Q: How does the Global Grants Program differ from the other Data for Health programs? In what ways does your team’s work complement or collaborate with the other programs?

The Global Grants Program was designed to follow the lead of the countries we work in, expand on lessons learned from previous public health intelligence work, and promote regional collaboration, such as the sharing of best practices and technical expertise, among countries addressing similar issues.

 

The initial round of program funding supported countries that had transitioned from priority status in the Data for Health initiative. These projects expanded on previous program work, ensuring the sustainability and scaling up of achievements where appropriate. Working with Data for Health partners, the second round of funding targeted a new crop of countries on projects that address long-standing data gaps and systems improvement. The goal was to make data as accessible to decision-makers as possible, providing critical input into addressing health challenges through policy development, resource deployment and measuring success.

Q: What are some of the successes you’ve seen with the first two rounds of Global Grants Program funding?

A critical component of our program is recognizing that our in-country partners are the experts, and that they are intimately familiar with the needs of their local health systems and communities.
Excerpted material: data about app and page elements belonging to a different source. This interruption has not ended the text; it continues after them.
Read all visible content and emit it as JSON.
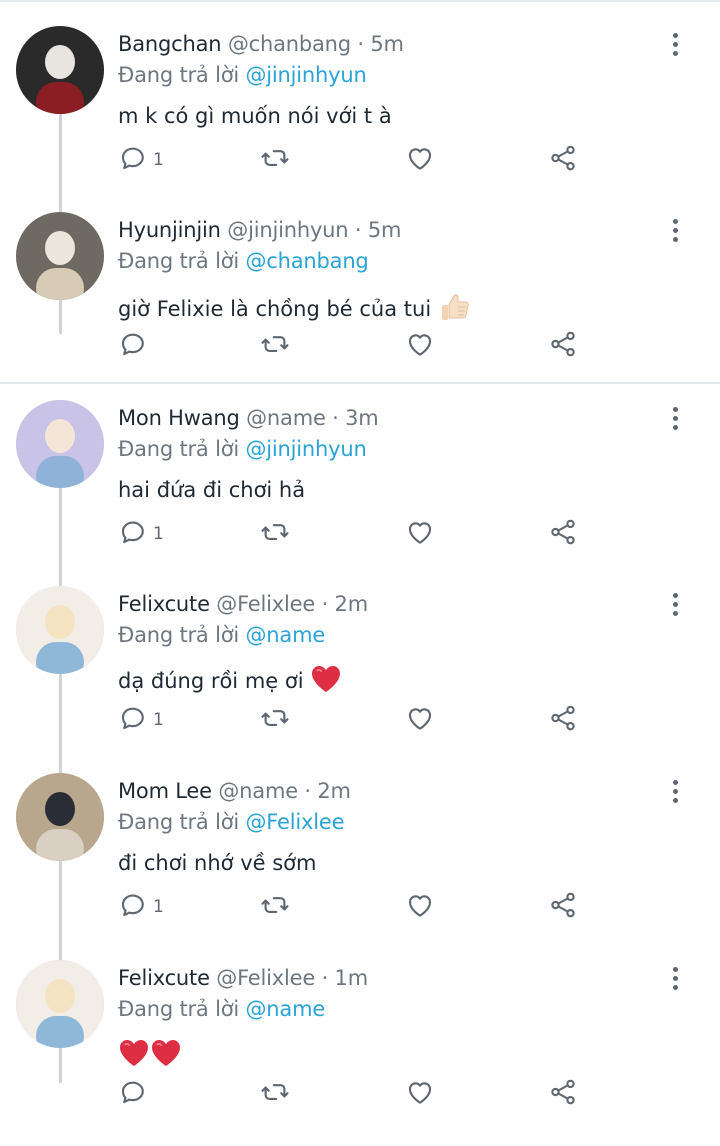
{
  "reply_prefix": "Đang trả lời",
  "accent_color": "#2aa3d8",
  "tweets": [
    {
      "name": "Bangchan",
      "handle": "@chanbang",
      "time": "5m",
      "mention": "@jinjinhyun",
      "text": "m k có gì muốn nói với t à",
      "emoji": [],
      "reply_count": "1"
    },
    {
      "name": "Hyunjinjin",
      "handle": "@jinjinhyun",
      "time": "5m",
      "mention": "@chanbang",
      "text": "giờ Felixie là chồng bé của tui",
      "emoji": [
        "thumbs-up"
      ],
      "reply_count": ""
    },
    {
      "name": "Mon Hwang",
      "handle": "@name",
      "time": "3m",
      "mention": "@jinjinhyun",
      "text": "hai đứa đi chơi hả",
      "emoji": [],
      "reply_count": "1"
    },
    {
      "name": "Felixcute",
      "handle": "@Felixlee",
      "time": "2m",
      "mention": "@name",
      "text": "dạ đúng rồi mẹ ơi",
      "emoji": [
        "red-heart"
      ],
      "reply_count": "1"
    },
    {
      "name": "Mom Lee",
      "handle": "@name",
      "time": "2m",
      "mention": "@Felixlee",
      "text": "đi chơi nhớ về sớm",
      "emoji": [],
      "reply_count": "1"
    },
    {
      "name": "Felixcute",
      "handle": "@Felixlee",
      "time": "1m",
      "mention": "@name",
      "text": "",
      "emoji": [
        "red-heart",
        "red-heart"
      ],
      "reply_count": ""
    }
  ],
  "icons": {
    "reply": "reply-icon",
    "retweet": "retweet-icon",
    "like": "heart-icon",
    "share": "share-icon",
    "more": "more-vertical-icon"
  }
}
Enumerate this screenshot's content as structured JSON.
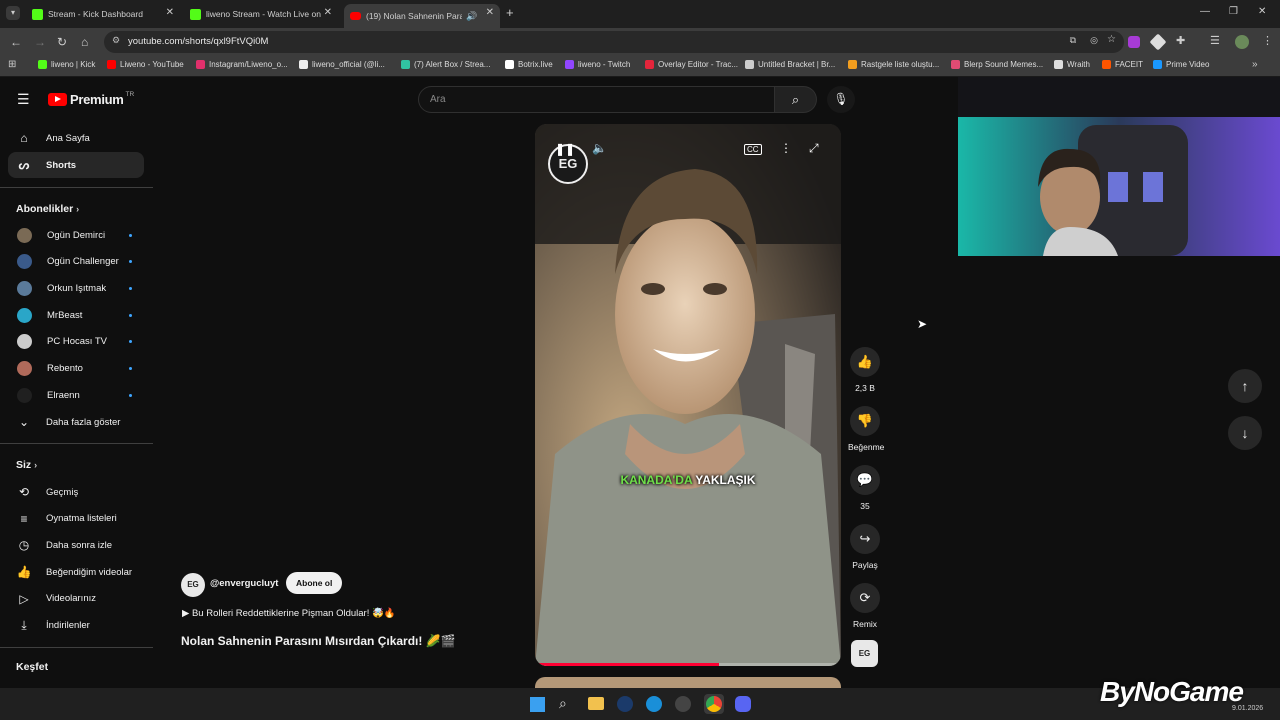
{
  "tabs": [
    {
      "title": "Stream - Kick Dashboard",
      "color": "#53fc18"
    },
    {
      "title": "liweno Stream - Watch Live on",
      "color": "#53fc18"
    },
    {
      "title": "(19) Nolan Sahnenin Parası",
      "color": "#ff0000"
    }
  ],
  "new_tab": "+",
  "address": {
    "url": "youtube.com/shorts/qxl9FtVQi0M"
  },
  "bookmarks": [
    {
      "label": "liweno | Kick",
      "color": "#53fc18"
    },
    {
      "label": "Liweno - YouTube",
      "color": "#ff0000"
    },
    {
      "label": "Instagram/Liweno_o...",
      "color": "#e1306c"
    },
    {
      "label": "liweno_official (@li...",
      "color": "#eeeeee"
    },
    {
      "label": "(7) Alert Box / Strea...",
      "color": "#31c3a2"
    },
    {
      "label": "Botrix.live",
      "color": "#ffffff"
    },
    {
      "label": "liweno - Twitch",
      "color": "#9146ff"
    },
    {
      "label": "Overlay Editor - Trac...",
      "color": "#e4253b"
    },
    {
      "label": "Untitled Bracket | Br...",
      "color": "#cccccc"
    },
    {
      "label": "Rastgele liste oluştu...",
      "color": "#f29e1f"
    },
    {
      "label": "Blerp Sound Memes...",
      "color": "#e14b73"
    },
    {
      "label": "Wraith",
      "color": "#dddddd"
    },
    {
      "label": "FACEIT",
      "color": "#ff5500"
    },
    {
      "label": "Prime Video",
      "color": "#1a98ff"
    }
  ],
  "masthead": {
    "logo": "Premium",
    "region": "TR",
    "search_placeholder": "Ara"
  },
  "sidebar": {
    "main": [
      {
        "label": "Ana Sayfa",
        "icon": "home-icon"
      },
      {
        "label": "Shorts",
        "icon": "shorts-icon"
      }
    ],
    "subs_title": "Abonelikler",
    "subs": [
      {
        "label": "Ogün Demirci",
        "color": "#7a6a55"
      },
      {
        "label": "Ogün Challenger",
        "color": "#3a5a8a"
      },
      {
        "label": "Orkun Işıtmak",
        "color": "#5a7a9a"
      },
      {
        "label": "MrBeast",
        "color": "#2aa6c8"
      },
      {
        "label": "PC Hocası TV",
        "color": "#cccccc"
      },
      {
        "label": "Rebento",
        "color": "#b06a5a"
      },
      {
        "label": "Elraenn",
        "color": "#202020"
      }
    ],
    "more": "Daha fazla göster",
    "you_title": "Siz",
    "you": [
      {
        "label": "Geçmiş",
        "icon": "history-icon"
      },
      {
        "label": "Oynatma listeleri",
        "icon": "playlist-icon"
      },
      {
        "label": "Daha sonra izle",
        "icon": "clock-icon"
      },
      {
        "label": "Beğendiğim videolar",
        "icon": "like-icon"
      },
      {
        "label": "Videolarınız",
        "icon": "video-icon"
      },
      {
        "label": "İndirilenler",
        "icon": "download-icon"
      }
    ],
    "explore_title": "Keşfet"
  },
  "short": {
    "channel": "@envergucluyt",
    "subscribe": "Abone ol",
    "playlist": "▶ Bu Rolleri Reddettiklerine Pişman Oldular! 🤯🔥",
    "title": "Nolan Sahnenin Parasını Mısırdan Çıkardı! 🌽🎬",
    "caption_a": "KANADA'DA",
    "caption_b": " YAKLAŞIK",
    "progress": 0.6,
    "logo_text": "EG"
  },
  "actions": {
    "likes": "2,3 B",
    "dislike": "Beğenme",
    "comments": "35",
    "share": "Paylaş",
    "remix": "Remix"
  },
  "watermark": "ByNoGame",
  "taskbar_time": "9.01.2026"
}
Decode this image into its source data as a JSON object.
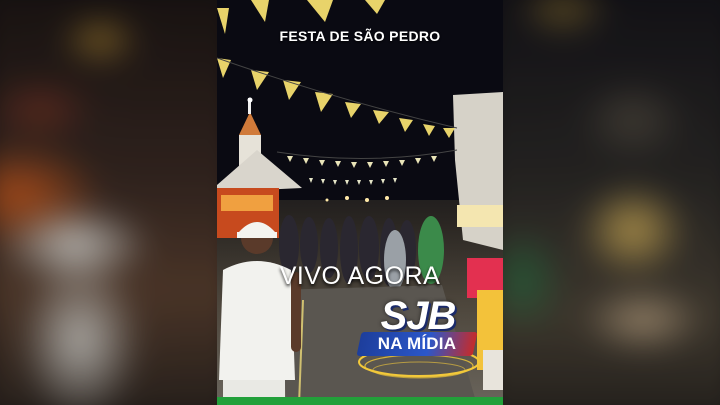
{
  "overlay": {
    "title": "FESTA DE SÃO PEDRO",
    "live_text": "VIVO AGORA",
    "logo_main": "SJB",
    "logo_tag": "NA MÍDIA"
  },
  "colors": {
    "bunting_yellow": "#e8d36a",
    "logo_blue": "#2b57c9",
    "logo_red": "#c62b2b",
    "bottom_bar": "#22a03a"
  }
}
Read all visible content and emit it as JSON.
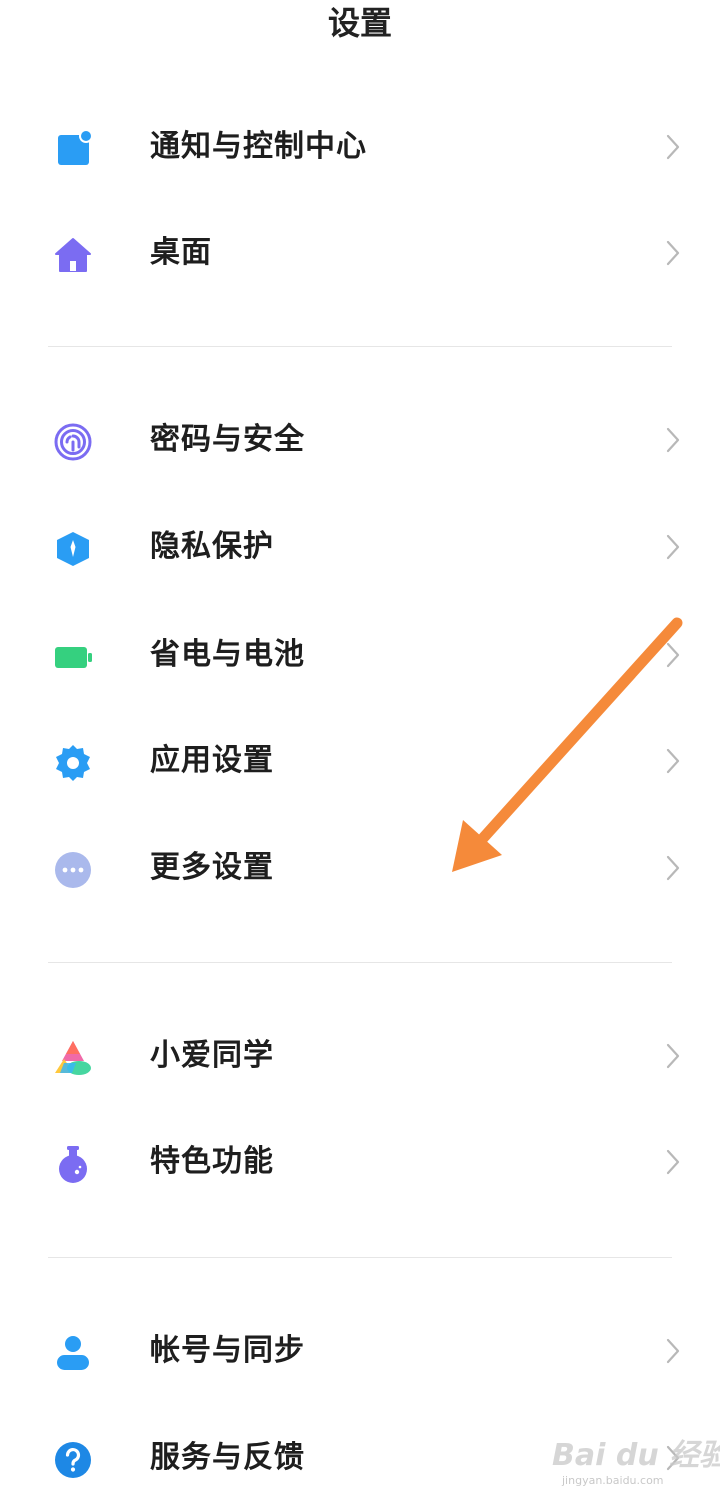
{
  "header": {
    "title": "设置"
  },
  "groups": [
    {
      "items": [
        {
          "label": "通知与控制中心",
          "icon": "notification-icon"
        },
        {
          "label": "桌面",
          "icon": "home-icon"
        }
      ]
    },
    {
      "items": [
        {
          "label": "密码与安全",
          "icon": "fingerprint-icon"
        },
        {
          "label": "隐私保护",
          "icon": "privacy-shield-icon"
        },
        {
          "label": "省电与电池",
          "icon": "battery-icon"
        },
        {
          "label": "应用设置",
          "icon": "app-gear-icon"
        },
        {
          "label": "更多设置",
          "icon": "more-icon"
        }
      ]
    },
    {
      "items": [
        {
          "label": "小爱同学",
          "icon": "xiaoai-assistant-icon"
        },
        {
          "label": "特色功能",
          "icon": "flask-icon"
        }
      ]
    },
    {
      "items": [
        {
          "label": "帐号与同步",
          "icon": "account-icon"
        },
        {
          "label": "服务与反馈",
          "icon": "help-icon"
        }
      ]
    }
  ],
  "annotation": {
    "arrow_color": "#f58a3a"
  },
  "watermark": {
    "main": "Bai du 经验",
    "sub": "jingyan.baidu.com"
  },
  "colors": {
    "notification": "#2a9df4",
    "home": "#7b6cf2",
    "fingerprint": "#7b6cf2",
    "privacy": "#2a9df4",
    "battery": "#35d07f",
    "app_settings": "#2a9df4",
    "more": "#aab9ec",
    "flask": "#7b6cf2",
    "account": "#2a9df4",
    "help": "#1e88e5",
    "chevron": "#b8b8b8"
  }
}
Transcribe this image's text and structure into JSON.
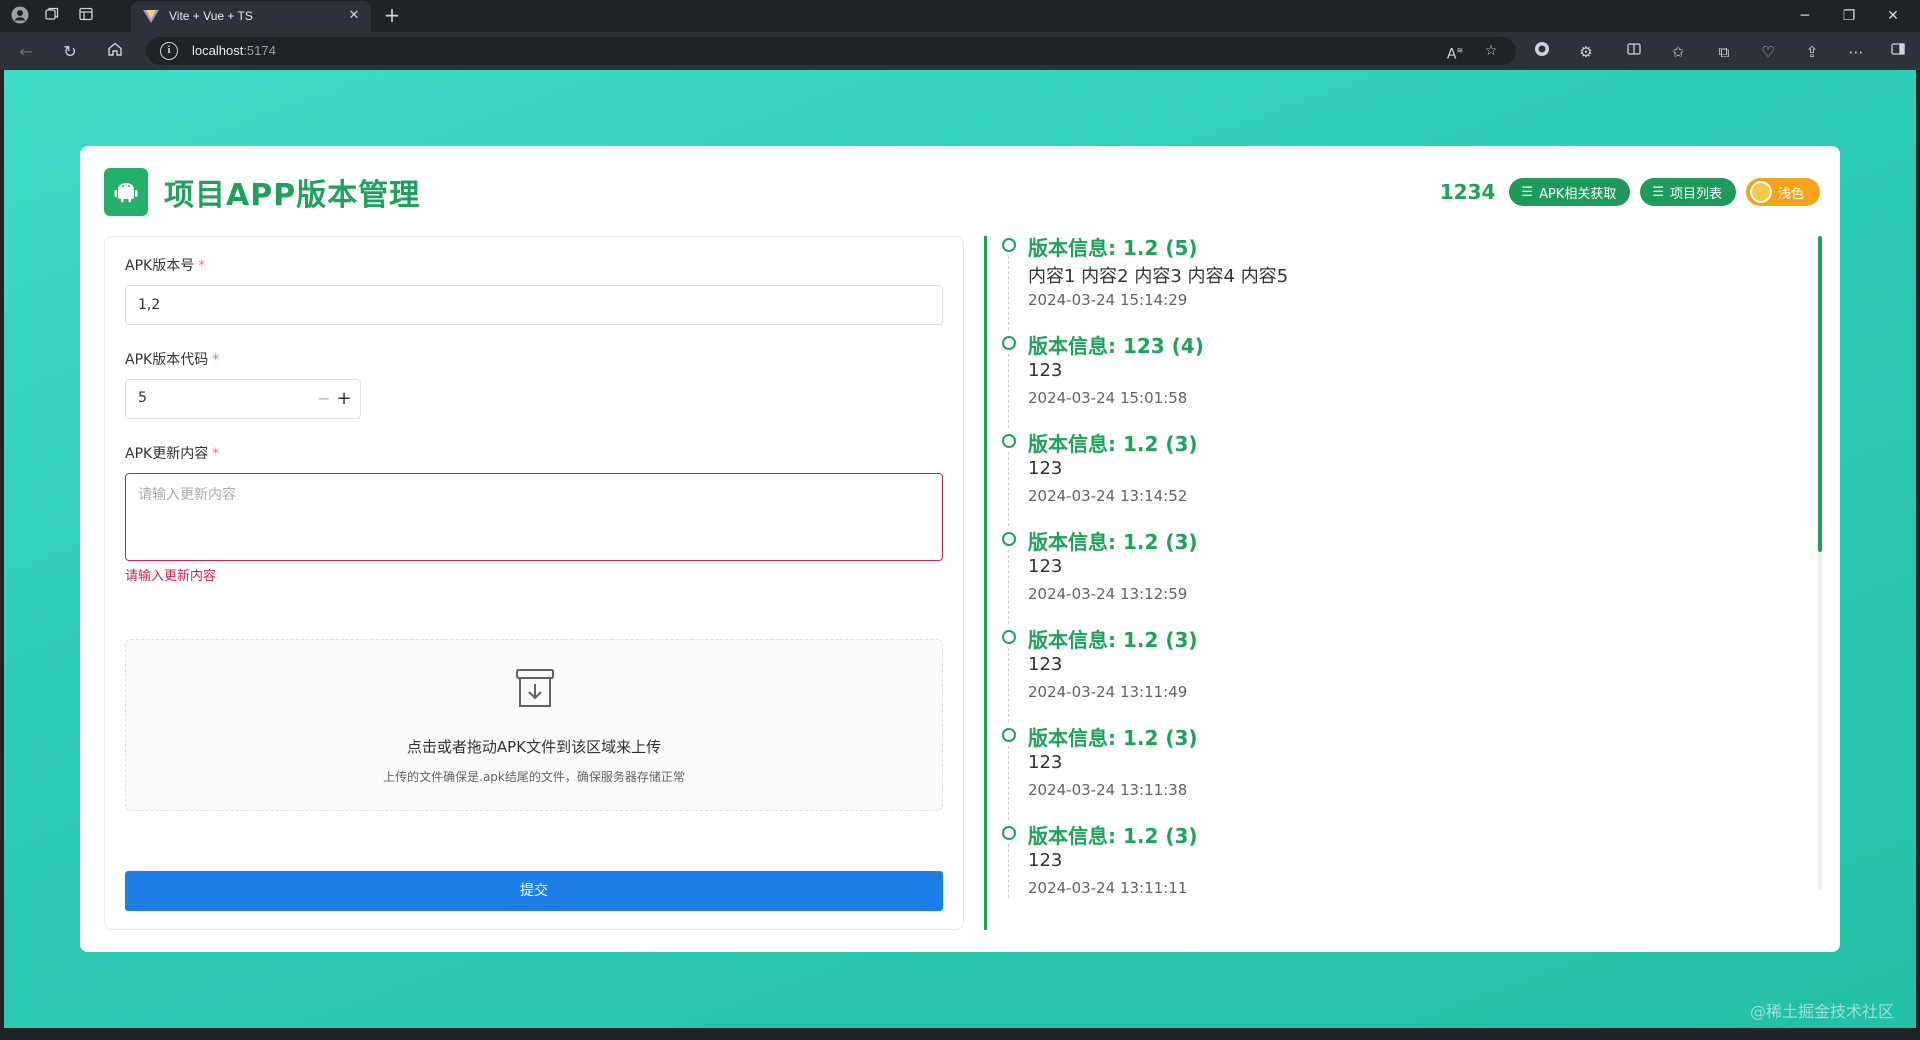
{
  "browser": {
    "tab_title": "Vite + Vue + TS",
    "url_host": "localhost",
    "url_port": ":5174"
  },
  "header": {
    "title": "项目APP版本管理",
    "username": "1234",
    "btn_apk": "APK相关获取",
    "btn_projects": "项目列表",
    "theme_label": "浅色"
  },
  "form": {
    "version_name_label": "APK版本号",
    "version_name_value": "1,2",
    "version_code_label": "APK版本代码",
    "version_code_value": "5",
    "content_label": "APK更新内容",
    "content_placeholder": "请输入更新内容",
    "content_error": "请输入更新内容",
    "upload_main": "点击或者拖动APK文件到该区域来上传",
    "upload_sub": "上传的文件确保是.apk结尾的文件，确保服务器存储正常",
    "submit": "提交",
    "required_mark": "*"
  },
  "versions": [
    {
      "title": "版本信息: 1.2 (5)",
      "content": "内容1 内容2 内容3 内容4 内容5",
      "date": "2024-03-24 15:14:29"
    },
    {
      "title": "版本信息: 123 (4)",
      "content": "123",
      "date": "2024-03-24 15:01:58"
    },
    {
      "title": "版本信息: 1.2 (3)",
      "content": "123",
      "date": "2024-03-24 13:14:52"
    },
    {
      "title": "版本信息: 1.2 (3)",
      "content": "123",
      "date": "2024-03-24 13:12:59"
    },
    {
      "title": "版本信息: 1.2 (3)",
      "content": "123",
      "date": "2024-03-24 13:11:49"
    },
    {
      "title": "版本信息: 1.2 (3)",
      "content": "123",
      "date": "2024-03-24 13:11:38"
    },
    {
      "title": "版本信息: 1.2 (3)",
      "content": "123",
      "date": "2024-03-24 13:11:11"
    }
  ],
  "watermark": "@稀土掘金技术社区",
  "colors": {
    "accent_green": "#1fa05d",
    "primary_blue": "#1e7ee8",
    "error_red": "#c4254b",
    "theme_orange": "#f5a31a"
  }
}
We have seen that funding locally led and managed projects results in sensible and tangible deliverables that fit community needs. The local teams are the driving force behind the work.

 

In the last few months, we have witnessed our country teams achieve important data transformations under urgent and challenging circumstances. In Brazil, our partners working to refine cause-of-death data were able to quickly pivot and incorporate COVID-related mortality. Likewise, in Ecuador, the team capitalized on Global Grants Program training on Iris software, to quickly capture and report on excess mortality during the pandemic. Our partners in Ghana have adapted a complicated system of cause-of-death reporting into a streamlined e-notification system—valuable in both pandemic and everyday conditions.

Q: The newest round of Global Grants Program funding is focused on COVID-19 response. How can a boost of seed funding fortify a locality’s data capacities in both the short and long term? 

It is an understatement to say that COVID-19 has been tremendously challenging for national health systems. It has also exposed holes in data collection systems and processes in most countries. For instance, we know many countries are missing data from COVID-19 deaths outside the formal health system. How can we help them capture the whole picture, particularly in remote areas?

 

The focus of this current round of funding is to provide immediate support to governments to address the urgent gaps, with an eye toward ensuring that the grant implementation responds to the core issue, has government buy-in, and has the potential to have a lasting impact on the country’s data systems. It’s essential to look at this investment with a sustainability lens, as we move to a new normal and prepare for future outbreaks.

The Data for Health Initiative is a global effort supported by Bloomberg Philanthropies and the Australian Department of Foreign Affairs and Trade. It provides technical assistance to low- and middle-income countries worldwide to improve public health data systems at the national level, including improving civil registration and vital statistics systems, maximizing the use of data to enhance public health policymaking and decision-making, establishing and strengthening national cancer registries and more. Vital Strategies serves as an implementing partner.